In addition, capitalizing on square footage and the ideal unit mix for your market is essential for return on investment. For example, if no one in your market has any 5-by-5s available, can you provide this size? Minor investments in unit mix can increase facility value.
Macro and Micro Economic Factors
Macroeconomic factors include things like population growth, interest rates and inflation. We have no control over these, however, they strongly influence the commercial real estate market. Watching them can help provide scale in determining self-storage value.
In the current economy, rising interest rates are directly impacting the amount buyers can pay for properties. Investors who require financing are unable to make the same offer they could a year ago or even a few months ago. If you’re an owner, it may feel like you’ve somehow lost facility value, but what has actually changed is the buyer’s purchasing power. Investors must account for the increased cost of acquisition, and the difference will be reflected in their offer.
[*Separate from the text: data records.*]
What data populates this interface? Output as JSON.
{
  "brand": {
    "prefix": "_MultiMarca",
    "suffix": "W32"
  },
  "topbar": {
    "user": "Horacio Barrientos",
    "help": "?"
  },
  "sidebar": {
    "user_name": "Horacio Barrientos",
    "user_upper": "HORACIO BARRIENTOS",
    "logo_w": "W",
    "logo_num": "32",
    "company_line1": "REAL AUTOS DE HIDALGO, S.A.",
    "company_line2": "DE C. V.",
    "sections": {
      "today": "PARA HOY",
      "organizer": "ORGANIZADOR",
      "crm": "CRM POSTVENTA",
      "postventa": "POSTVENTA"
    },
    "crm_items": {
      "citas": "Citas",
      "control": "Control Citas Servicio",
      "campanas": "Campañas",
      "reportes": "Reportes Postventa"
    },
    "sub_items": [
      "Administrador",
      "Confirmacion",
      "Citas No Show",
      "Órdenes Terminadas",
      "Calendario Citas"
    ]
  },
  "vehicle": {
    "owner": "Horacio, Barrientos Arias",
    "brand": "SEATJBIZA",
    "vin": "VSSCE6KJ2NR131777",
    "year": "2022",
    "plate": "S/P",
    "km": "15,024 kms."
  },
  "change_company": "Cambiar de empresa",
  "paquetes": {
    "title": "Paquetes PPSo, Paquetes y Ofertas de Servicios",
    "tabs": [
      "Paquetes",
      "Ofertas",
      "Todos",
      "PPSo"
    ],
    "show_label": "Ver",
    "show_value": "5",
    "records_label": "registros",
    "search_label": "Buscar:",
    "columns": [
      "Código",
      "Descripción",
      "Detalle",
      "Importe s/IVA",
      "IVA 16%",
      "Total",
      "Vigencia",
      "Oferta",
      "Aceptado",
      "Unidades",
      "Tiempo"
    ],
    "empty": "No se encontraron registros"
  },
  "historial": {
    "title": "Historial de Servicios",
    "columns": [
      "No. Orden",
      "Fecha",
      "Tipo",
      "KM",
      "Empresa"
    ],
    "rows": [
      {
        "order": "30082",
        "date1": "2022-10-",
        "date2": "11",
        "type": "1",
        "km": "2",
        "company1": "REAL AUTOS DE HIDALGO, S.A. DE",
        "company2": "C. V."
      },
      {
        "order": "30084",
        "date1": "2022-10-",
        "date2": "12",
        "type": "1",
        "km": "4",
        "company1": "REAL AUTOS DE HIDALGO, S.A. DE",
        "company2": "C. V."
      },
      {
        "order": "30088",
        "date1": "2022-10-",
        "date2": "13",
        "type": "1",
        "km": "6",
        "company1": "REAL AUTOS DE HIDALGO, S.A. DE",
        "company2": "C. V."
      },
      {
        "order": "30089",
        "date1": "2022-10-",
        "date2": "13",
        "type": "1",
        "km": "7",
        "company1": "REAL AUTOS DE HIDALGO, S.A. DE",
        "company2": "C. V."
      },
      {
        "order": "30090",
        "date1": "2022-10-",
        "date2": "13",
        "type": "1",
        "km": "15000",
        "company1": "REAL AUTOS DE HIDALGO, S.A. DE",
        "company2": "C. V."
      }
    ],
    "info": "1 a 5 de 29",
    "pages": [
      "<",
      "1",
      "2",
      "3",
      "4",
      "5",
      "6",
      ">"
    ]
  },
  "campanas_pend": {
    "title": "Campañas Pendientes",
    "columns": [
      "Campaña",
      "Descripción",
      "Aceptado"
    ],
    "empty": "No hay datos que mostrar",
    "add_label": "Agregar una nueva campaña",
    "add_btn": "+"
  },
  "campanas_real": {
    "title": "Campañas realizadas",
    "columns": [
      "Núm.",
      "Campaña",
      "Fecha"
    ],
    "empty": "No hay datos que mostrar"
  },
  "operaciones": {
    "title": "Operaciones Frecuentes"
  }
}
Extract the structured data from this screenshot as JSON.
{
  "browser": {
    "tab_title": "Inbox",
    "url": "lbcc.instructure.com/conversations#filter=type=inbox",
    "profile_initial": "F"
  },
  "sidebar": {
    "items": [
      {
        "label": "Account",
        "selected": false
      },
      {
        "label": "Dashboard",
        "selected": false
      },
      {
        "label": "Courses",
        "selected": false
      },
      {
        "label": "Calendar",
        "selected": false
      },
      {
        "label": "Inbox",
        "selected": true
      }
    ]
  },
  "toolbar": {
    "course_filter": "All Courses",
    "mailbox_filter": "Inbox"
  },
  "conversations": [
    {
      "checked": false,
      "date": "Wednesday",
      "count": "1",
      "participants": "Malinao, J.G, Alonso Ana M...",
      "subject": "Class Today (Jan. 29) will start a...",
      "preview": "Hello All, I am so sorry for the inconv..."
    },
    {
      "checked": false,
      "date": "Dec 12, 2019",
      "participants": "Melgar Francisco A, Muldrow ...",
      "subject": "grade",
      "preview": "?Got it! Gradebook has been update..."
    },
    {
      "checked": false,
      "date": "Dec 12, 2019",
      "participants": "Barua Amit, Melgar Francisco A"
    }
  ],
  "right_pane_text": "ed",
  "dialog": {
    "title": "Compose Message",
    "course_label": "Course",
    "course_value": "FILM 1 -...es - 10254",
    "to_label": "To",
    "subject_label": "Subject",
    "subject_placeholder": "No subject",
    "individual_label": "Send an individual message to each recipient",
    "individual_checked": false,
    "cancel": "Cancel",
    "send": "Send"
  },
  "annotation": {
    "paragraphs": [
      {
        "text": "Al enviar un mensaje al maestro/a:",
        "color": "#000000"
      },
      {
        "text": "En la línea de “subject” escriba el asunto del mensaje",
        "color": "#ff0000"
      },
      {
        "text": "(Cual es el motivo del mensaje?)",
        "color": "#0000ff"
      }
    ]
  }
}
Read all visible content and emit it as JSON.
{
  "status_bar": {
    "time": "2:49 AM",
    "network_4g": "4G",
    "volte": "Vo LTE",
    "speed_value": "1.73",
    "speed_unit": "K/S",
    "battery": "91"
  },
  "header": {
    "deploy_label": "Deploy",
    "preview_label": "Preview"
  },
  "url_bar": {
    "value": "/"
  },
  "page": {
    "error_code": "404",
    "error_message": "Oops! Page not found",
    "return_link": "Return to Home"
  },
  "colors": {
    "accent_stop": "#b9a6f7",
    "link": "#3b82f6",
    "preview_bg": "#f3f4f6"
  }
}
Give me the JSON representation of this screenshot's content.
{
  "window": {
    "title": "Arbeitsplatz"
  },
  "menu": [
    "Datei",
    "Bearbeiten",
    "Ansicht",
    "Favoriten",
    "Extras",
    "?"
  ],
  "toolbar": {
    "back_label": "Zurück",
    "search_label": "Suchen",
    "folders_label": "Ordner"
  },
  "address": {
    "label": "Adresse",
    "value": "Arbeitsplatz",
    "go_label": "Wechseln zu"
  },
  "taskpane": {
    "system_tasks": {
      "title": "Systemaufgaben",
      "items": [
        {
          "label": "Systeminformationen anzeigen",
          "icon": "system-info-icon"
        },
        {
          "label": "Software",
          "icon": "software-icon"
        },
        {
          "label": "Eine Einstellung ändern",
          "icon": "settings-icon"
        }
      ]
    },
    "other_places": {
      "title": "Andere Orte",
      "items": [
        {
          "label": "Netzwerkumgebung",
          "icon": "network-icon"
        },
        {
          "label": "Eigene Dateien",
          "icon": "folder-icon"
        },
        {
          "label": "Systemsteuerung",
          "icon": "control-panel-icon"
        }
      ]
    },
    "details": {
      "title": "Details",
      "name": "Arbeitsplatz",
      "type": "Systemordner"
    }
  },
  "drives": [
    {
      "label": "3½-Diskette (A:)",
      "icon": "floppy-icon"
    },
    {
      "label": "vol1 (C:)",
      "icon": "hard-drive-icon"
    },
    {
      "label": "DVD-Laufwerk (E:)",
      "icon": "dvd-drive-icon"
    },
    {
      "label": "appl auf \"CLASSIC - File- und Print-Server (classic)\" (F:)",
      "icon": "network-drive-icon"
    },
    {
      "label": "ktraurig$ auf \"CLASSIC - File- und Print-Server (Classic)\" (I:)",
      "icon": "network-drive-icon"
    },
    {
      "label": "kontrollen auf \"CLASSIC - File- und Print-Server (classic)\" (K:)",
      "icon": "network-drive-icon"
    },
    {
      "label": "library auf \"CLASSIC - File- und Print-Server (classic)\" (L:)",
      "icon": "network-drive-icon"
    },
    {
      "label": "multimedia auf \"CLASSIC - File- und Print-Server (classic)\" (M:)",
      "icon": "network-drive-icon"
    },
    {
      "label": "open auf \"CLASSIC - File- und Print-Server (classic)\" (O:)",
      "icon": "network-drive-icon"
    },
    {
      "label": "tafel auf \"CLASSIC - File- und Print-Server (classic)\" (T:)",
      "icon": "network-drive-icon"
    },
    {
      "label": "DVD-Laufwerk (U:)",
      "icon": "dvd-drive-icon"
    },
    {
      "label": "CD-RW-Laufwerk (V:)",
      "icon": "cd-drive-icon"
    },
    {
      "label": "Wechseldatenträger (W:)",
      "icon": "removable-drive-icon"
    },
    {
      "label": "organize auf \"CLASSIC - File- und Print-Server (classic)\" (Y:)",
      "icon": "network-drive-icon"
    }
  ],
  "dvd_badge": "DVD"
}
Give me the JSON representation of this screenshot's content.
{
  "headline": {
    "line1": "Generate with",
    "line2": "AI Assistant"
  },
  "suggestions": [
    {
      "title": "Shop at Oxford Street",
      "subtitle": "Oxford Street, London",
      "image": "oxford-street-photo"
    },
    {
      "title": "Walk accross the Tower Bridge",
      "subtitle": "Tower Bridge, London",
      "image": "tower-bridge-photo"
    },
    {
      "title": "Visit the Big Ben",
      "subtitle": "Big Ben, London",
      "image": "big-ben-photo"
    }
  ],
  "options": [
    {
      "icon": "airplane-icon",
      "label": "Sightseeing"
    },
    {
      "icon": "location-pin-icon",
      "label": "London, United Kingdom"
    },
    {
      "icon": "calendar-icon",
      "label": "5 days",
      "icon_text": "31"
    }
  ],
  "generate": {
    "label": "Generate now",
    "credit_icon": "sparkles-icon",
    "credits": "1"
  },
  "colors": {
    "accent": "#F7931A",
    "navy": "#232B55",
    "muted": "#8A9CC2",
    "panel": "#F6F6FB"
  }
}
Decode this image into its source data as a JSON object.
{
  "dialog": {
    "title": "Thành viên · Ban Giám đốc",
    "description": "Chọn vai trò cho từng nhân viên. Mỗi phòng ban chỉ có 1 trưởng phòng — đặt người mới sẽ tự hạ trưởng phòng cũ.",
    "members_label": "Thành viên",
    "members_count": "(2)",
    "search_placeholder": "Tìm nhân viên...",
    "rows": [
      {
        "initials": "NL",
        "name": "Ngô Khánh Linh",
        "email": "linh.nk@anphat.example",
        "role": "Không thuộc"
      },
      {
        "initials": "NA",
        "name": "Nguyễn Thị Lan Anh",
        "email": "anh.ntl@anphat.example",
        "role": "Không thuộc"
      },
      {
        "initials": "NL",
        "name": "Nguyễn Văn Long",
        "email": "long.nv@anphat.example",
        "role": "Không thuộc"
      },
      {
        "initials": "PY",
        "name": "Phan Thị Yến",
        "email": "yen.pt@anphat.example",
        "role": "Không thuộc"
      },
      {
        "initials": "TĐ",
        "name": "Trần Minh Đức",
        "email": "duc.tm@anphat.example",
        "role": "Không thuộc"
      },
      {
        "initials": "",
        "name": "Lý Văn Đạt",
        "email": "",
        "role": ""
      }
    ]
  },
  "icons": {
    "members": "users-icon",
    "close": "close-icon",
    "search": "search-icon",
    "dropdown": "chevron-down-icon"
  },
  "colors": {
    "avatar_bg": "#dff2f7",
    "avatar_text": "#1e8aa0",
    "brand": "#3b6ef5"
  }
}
Microeconomic factors in self-storage include things like traffic counts, ease of access, surrounding retail and housing, etc. They can greatly alter the valuation of two seemingly similar properties. Some of these levers are ones you can pull to improve value. For example, if your facility doesn’t have good street visibility, invest in a strong digital presence. In fact, owners who don’t already have a line item on their expense report for digital marketing should be aware that investors will add it to their calculations when assigning value.
You also need to be knowledgeable about any new development projects that have been approved by local planning boards. Any time retail or housing is approved or under construction near your facility, it’ll help your valuation, while incoming self-storage projects could have an adverse effect. If there’s strict zoning in your market and other high barriers to entry, that’s a good thing. Always pay attention to local zoning laws and tax changes, as they can alter your property value.
Invest the Time
When attempting to determine self-storage facility value, the best approach for owners and investors is to do the research. As an owner, you should review your financials and compare them with those of competitors. Use a critical eye to assign objective, emotion-free numbers and then make appropriate adjustments. If you don’t have access to competitor information, reach out to local real estate professionals who may be willing to share free data.
Investors should consider using multiple information sources when assigning value. Relying on only one industry platform limits the ability to make an informed assessment.
Real estate values consistently change. Therefore, self-storage owners and investors should regularly familiarize themselves with current circumstances at the facility level, within the surrounding market and across the nation.
Melissa Shandor serves as the strategic advisor in California and the Pacific Northwest for The Storage Acquisition Group, which specializes in acquiring off-market self-storage facilities and portfolios nationwide. The company also offers market-analysis reports, underwriting and closing support. Melissa uses her background and expertise in data analytics to acquire self-storage assets and maximize return on investment for sellers. To reach her call 704.202.4350; email [email protected].